Based on results of federal government healthcare surveys from 2006 to 2010, the study showed that adults with private insurance or Medicare comprised more than a third of all primary care visits to safety-net clinics, representing more than 6.6 million visits annually, researchers said.
The study appears in PLOS ONE, a peer-reviewed, multidisciplinary, open-access journal.
“Our study revealed that these individuals have a high burden of chronic illness such as diabetes and hypertension, and that they rely on safety-net clinics despite having what is typically considered ‘good’ insurance coverage,” said lead author Oanh Nguyen, MD, assistant professor of internal medicine and clinical sciences at UT Southwestern. The strongest predictors of safety-net clinic use among adults with private insurance or Medicare were:
- Being from a high-poverty neighborhood
- Being eligible for both Medicare and Medicaid
- Being black or Hispanic
Compared to users of healthcare facilities not defined as safety-net clinics, adults with insurance other than Medicaid who received care in safety-net clinics had a higher prevalence of diabetes, hypertension, multiple illnesses, and use of multiple medications.
Researchers also found that nearly one-third (28.9 percent) of Medicare beneficiaries in safety-net clinics were covered by Medicaid (i.e., dually eligible), compared with less than 7 percent of Medicare beneficiaries in non-safety-net clinics. Dually eligible beneficiaries are a subset of Medicare patients who typically have more complex health needs and higher healthcare use than other Medicare beneficiaries.
Safety-net clinics and hospitals provide care to individuals regardless of ability to pay, serving a critical role as providers of “last resort” for roughly 44 million uninsured and underserved Americans who are disproportionately minorities, immigrants, Medicaid beneficiaries, or people living in disadvantaged communities.
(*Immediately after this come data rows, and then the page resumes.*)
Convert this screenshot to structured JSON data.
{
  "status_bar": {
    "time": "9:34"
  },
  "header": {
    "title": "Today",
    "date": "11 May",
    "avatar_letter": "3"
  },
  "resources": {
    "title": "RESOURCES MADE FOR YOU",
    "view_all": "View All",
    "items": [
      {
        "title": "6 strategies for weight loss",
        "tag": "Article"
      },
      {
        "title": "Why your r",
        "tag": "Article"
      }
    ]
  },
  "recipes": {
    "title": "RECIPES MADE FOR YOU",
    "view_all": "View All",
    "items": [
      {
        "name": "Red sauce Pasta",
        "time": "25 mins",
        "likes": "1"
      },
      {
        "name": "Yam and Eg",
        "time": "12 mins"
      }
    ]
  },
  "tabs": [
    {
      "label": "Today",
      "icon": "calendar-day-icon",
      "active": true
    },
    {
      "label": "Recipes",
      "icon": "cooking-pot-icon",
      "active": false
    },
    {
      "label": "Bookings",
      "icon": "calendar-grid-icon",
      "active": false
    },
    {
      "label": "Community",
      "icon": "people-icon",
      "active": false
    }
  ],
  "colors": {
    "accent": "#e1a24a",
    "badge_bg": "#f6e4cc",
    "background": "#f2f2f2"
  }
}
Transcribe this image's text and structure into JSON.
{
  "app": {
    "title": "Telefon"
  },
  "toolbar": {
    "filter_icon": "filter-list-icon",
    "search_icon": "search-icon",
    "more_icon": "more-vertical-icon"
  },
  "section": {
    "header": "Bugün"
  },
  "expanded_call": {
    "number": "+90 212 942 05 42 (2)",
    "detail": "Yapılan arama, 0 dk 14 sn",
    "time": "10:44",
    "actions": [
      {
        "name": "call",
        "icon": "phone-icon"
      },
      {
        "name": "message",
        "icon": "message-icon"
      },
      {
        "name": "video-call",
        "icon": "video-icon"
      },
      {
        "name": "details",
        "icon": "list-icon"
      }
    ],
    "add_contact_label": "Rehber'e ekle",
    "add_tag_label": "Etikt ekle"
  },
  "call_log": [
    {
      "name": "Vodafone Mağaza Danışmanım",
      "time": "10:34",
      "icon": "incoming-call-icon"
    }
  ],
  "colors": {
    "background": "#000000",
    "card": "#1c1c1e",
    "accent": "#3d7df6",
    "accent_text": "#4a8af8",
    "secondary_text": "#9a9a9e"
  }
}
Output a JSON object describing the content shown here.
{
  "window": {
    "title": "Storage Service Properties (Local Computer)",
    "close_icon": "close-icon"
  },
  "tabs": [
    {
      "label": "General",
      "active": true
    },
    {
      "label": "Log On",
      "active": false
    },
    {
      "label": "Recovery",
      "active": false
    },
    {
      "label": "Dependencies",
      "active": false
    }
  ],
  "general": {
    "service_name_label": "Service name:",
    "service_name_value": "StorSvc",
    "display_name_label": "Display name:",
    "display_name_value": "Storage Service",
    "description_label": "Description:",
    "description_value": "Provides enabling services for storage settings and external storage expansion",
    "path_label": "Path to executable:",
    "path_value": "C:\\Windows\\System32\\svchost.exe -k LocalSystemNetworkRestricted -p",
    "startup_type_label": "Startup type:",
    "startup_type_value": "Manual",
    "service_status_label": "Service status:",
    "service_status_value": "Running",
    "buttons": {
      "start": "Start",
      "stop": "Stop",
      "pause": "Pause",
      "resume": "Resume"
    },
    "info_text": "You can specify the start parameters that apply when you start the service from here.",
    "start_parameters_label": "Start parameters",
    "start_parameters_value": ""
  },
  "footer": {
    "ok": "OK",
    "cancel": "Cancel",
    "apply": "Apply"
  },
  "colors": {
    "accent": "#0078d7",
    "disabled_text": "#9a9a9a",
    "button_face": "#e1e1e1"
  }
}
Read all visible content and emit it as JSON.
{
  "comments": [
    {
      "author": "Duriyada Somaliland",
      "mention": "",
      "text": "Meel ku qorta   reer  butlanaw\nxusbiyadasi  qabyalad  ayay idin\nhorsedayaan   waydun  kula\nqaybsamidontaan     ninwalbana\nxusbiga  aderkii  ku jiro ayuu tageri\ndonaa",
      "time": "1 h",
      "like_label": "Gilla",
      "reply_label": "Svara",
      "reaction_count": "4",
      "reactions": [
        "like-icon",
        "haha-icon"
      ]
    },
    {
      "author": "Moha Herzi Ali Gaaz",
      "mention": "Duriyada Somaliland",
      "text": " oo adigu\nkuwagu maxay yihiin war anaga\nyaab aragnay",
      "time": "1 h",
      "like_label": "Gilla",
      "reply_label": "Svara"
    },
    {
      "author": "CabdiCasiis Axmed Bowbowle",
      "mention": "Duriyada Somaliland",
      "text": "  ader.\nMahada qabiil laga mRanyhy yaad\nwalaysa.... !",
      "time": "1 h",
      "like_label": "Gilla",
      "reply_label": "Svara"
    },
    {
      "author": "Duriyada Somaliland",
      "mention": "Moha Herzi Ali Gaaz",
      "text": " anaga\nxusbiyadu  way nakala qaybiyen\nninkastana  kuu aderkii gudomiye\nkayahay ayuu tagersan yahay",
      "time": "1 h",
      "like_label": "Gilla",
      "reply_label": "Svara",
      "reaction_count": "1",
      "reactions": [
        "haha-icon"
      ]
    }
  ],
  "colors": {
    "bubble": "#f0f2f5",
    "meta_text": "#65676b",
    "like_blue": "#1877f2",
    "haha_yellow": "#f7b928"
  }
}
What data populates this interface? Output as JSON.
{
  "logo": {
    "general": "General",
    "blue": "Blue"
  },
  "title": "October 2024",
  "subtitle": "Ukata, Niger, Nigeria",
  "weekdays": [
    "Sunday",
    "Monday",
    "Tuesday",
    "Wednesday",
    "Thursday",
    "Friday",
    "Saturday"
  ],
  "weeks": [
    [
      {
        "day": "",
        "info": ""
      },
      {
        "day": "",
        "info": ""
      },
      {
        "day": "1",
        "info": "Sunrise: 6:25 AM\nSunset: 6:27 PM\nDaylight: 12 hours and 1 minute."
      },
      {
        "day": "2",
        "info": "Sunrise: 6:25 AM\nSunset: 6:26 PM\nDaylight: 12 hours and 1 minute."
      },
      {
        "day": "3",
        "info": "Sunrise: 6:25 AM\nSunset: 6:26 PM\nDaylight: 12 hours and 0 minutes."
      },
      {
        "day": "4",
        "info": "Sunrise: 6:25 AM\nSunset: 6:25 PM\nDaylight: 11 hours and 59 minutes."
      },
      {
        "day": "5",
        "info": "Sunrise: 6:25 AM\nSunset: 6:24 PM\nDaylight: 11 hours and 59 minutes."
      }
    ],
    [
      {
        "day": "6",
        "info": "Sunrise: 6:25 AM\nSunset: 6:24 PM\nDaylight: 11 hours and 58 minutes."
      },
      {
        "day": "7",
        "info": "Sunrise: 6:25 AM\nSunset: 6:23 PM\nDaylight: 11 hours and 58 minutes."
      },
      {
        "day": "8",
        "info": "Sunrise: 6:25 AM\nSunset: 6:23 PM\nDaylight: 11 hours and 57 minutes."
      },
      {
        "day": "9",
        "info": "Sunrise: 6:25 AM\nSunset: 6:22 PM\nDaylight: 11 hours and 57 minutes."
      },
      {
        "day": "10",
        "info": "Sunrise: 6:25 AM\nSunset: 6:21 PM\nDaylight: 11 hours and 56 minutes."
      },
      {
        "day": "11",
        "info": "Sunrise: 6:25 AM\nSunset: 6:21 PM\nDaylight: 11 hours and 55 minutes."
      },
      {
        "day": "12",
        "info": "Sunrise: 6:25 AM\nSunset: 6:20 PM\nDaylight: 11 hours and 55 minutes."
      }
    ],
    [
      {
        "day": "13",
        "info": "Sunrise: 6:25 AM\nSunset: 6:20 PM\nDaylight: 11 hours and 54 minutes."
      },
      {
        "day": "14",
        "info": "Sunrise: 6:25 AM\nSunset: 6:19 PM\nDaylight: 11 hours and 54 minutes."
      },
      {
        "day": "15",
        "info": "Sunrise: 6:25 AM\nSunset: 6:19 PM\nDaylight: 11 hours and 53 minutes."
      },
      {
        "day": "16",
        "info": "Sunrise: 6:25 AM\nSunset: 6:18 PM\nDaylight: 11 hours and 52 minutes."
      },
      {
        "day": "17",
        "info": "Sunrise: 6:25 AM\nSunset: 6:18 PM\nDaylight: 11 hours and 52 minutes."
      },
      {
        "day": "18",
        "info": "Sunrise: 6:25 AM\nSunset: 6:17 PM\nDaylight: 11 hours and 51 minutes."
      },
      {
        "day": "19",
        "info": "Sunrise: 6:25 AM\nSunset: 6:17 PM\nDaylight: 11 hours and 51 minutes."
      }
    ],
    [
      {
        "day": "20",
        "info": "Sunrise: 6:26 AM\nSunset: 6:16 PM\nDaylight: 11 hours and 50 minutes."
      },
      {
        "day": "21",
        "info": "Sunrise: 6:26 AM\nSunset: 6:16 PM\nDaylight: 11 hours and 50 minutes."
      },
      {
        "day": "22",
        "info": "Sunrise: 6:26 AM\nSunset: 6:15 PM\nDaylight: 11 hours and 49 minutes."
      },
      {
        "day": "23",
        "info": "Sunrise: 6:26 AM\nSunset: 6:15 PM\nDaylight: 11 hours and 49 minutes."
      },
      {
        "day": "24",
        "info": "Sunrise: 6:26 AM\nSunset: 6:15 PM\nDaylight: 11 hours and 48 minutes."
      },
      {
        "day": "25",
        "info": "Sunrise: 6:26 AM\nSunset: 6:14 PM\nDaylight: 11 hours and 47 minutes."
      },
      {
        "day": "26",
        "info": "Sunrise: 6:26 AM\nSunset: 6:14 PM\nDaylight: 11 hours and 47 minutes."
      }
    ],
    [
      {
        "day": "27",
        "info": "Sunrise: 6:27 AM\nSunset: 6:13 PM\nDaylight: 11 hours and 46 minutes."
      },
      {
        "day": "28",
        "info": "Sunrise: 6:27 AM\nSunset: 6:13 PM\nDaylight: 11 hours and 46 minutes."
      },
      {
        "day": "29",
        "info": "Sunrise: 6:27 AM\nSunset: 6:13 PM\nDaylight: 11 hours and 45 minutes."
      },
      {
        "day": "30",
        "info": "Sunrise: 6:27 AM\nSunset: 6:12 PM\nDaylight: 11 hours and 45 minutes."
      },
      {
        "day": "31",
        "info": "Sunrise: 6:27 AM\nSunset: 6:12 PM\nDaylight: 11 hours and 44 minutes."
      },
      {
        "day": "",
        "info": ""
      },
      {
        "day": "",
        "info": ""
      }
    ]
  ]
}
In contrast, individuals with private insurance or Medicare are generally thought to be less reliant on safety-net providers given their potential access to care in other settings.
“Many people are anticipating that newly insured individuals will choose to seek care elsewhere given broader insurance coverage under the ACA,” said study senior author Ethan A. Halm, MD, chief of the William T. and Gay F. Solomon Division of General Internal Medicine and chief of the Division of Outcomes and Health Services Research in the Department of Clinical Sciences at UT Southwestern. “However, our findings suggest this assumption may not necessarily be the case, since safety-net clinics were important outlets for certain insured populations even before ACA.”
Potential reasons for choosing safety-net health settings are comparative advantages in addressing unmet social needs-potential barriers such as language, culture, employment, and transportation-compared with non-safety-net providers, the researchers said.
Newly covered individuals are likely to have previously gone without care while uninsured and have higher healthcare use after receiving insurance coverage. In addition, those with expanded insurance coverage who still find healthcare unaffordable due to high out-of-pocket costs may gravitate to the more affordable safety-net clinics, researchers said.
“We think that expanding coverage will not eliminate the important role that safety-net hospitals and clinics provide in caring for minority, low-income, and high-need individuals, irrespective of insurance type,” said Nguyen, “and that maintaining adequate support for a strong safety-net system, in addition to expanding insurance coverage, will be critical to ensuring access and addressing racial/ethnic and social class disparities in healthcare.”
This article was adapted from information provided by UT Southwestern Medical Center.